Trip Advisor is a site I frequently use when attempting to avoid a Fawlty-Towers-esque weekend break from hell so the results in this tab looked to be suitable. That is until I actually clicked on one of the results, instantly taking me to the luxorious looking Hotel Davanzati, a stones throw away in little old Florence, Italy.

The same held true for the other results all just a short walk to places like Madrid, San Francisco, Beijing and Jordan. Also present were tabs to display hotels from sohogrand (New York) and ritzcarlton (Barcelona) sites.

It goes without saying that currently, and certainly for me, this extension is not working as it should and it’s worth pointing out that the pins on the right hand side are still showing from the Google+ only results, making me think that all of a sudden a wealth of swanky international hoteliers have brought their business over to my little slice of Colchester!

Regardless of my brief but broken time with the plugin, it was enough to show me the potential that it has and what a fully operational version could provide.

TL:DR

HOWEVER

From a personal experience, I can honestly say that either way, this doesn’t affect me too much. The reason being (and this is something that Google tries to drive home in their “We are not the gatekeeper to the internet” statement) is that as I mentioned above, I already use sites like Trip Advisor quite a lot.

When I search for a hotel I might be interested in staying in from a long tail search like “top hotels in xxxxx” or when I’m feeling the pinch “cheap hotels in xxxxx” Trip Advisor is almost certainly at the top of my list.

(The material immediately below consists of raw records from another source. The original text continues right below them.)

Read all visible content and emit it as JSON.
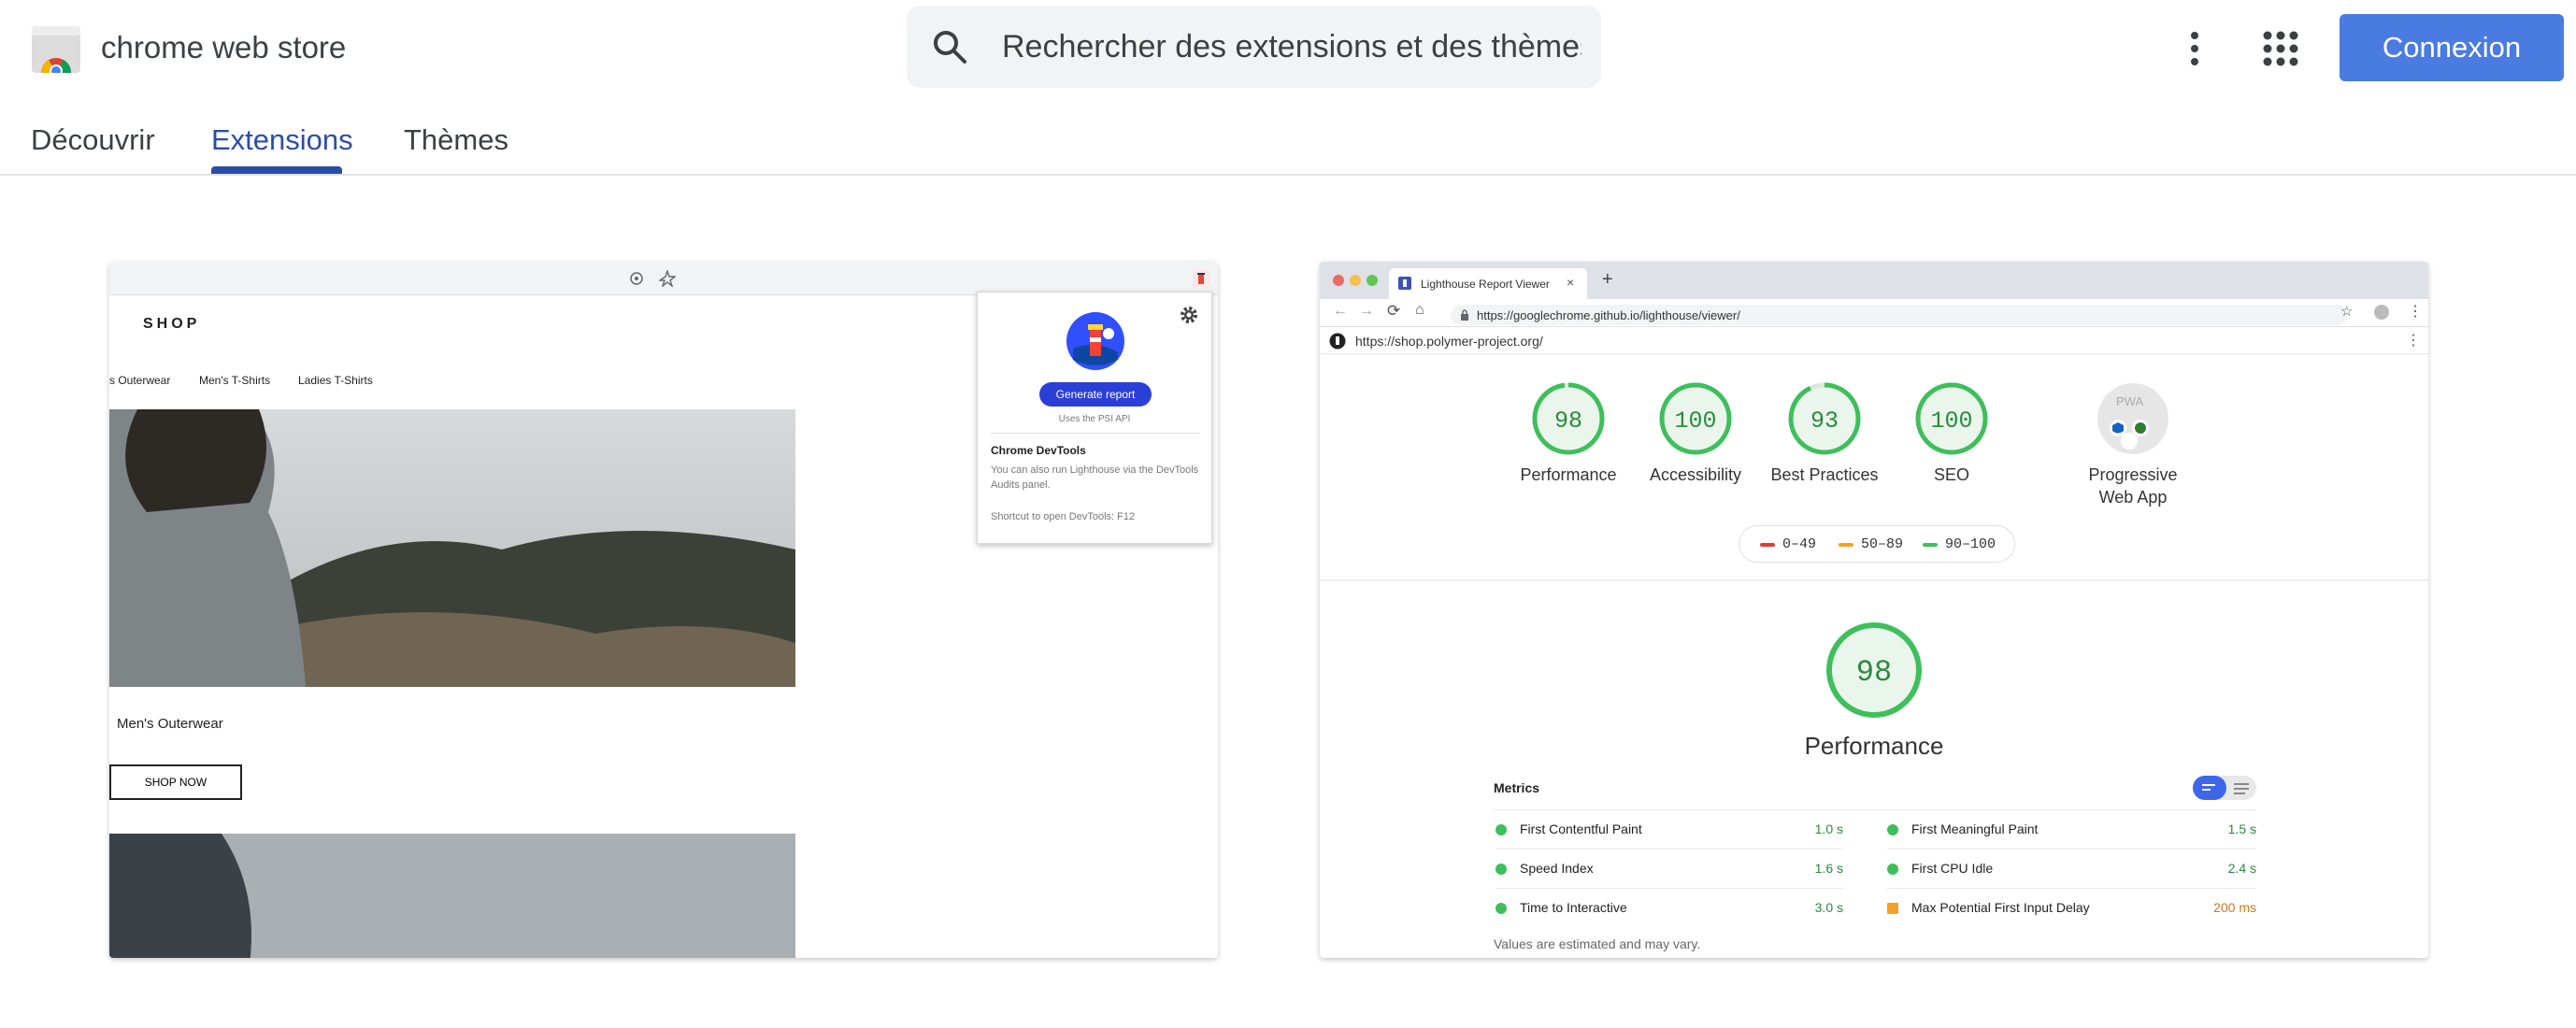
{
  "header": {
    "brand": "chrome web store",
    "search_placeholder": "Rechercher des extensions et des thèmes",
    "login_label": "Connexion"
  },
  "tabs": [
    {
      "label": "Découvrir"
    },
    {
      "label": "Extensions"
    },
    {
      "label": "Thèmes"
    }
  ],
  "shot_left": {
    "shop_title": "SHOP",
    "nav": [
      "s Outerwear",
      "Men's T-Shirts",
      "Ladies T-Shirts"
    ],
    "product_title": "Men's Outerwear",
    "shop_now": "SHOP NOW",
    "popup": {
      "generate": "Generate report",
      "uses": "Uses the PSI API",
      "heading": "Chrome DevTools",
      "text": "You can also run Lighthouse via the DevTools Audits panel.",
      "shortcut": "Shortcut to open DevTools: F12"
    }
  },
  "shot_right": {
    "tab_title": "Lighthouse Report Viewer",
    "url": "https://googlechrome.github.io/lighthouse/viewer/",
    "page_url": "https://shop.polymer-project.org/",
    "gauges": [
      {
        "score": "98",
        "label": "Performance"
      },
      {
        "score": "100",
        "label": "Accessibility"
      },
      {
        "score": "93",
        "label": "Best Practices"
      },
      {
        "score": "100",
        "label": "SEO"
      }
    ],
    "pwa_label_1": "Progressive",
    "pwa_label_2": "Web App",
    "pwa_badge": "PWA",
    "legend": [
      "0–49",
      "50–89",
      "90–100"
    ],
    "big_score": "98",
    "big_label": "Performance",
    "metrics_title": "Metrics",
    "metrics_left": [
      {
        "name": "First Contentful Paint",
        "value": "1.0 s"
      },
      {
        "name": "Speed Index",
        "value": "1.6 s"
      },
      {
        "name": "Time to Interactive",
        "value": "3.0 s"
      }
    ],
    "metrics_right": [
      {
        "name": "First Meaningful Paint",
        "value": "1.5 s"
      },
      {
        "name": "First CPU Idle",
        "value": "2.4 s"
      },
      {
        "name": "Max Potential First Input Delay",
        "value": "200 ms"
      }
    ],
    "footnote": "Values are estimated and may vary."
  },
  "colors": {
    "accent": "#2c4da6",
    "login_bg": "#4a7be0",
    "pass": "#3fbf5c",
    "average": "#f2a12b",
    "fail": "#e23b3b"
  }
}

If a friend recommends a hotel to me, the first think I do when I open Google Chrome, is click on the Trip Advisor logo that I have stored in my favourites bar.

HOWEVER PART 2, THE SEQUEL

Having said that, I know I don’t speak for everyone and different people will have different ways of searching with many relying solely on the results that Google brings to them.

This is where the current map pack is hitting some businesses hard, as they are finding that despite all their hard work to establish themselves on the web and get noticed on Google, they sometimes fall at the last hurdle, only to be beaten by a string of Google+ fed listings at the last minute.

All in all, well played to the Focus On The User group, they’ve come up with a solution that no one else thought of, a solution that could work well. All Google needs to do now is pay attention to Focus On The User and the rest will follow.

It would be great to hear what your thoughts are on the subject and if anyone else has had any experience with this extension please sound off in the comments section below.

Thanks for reading!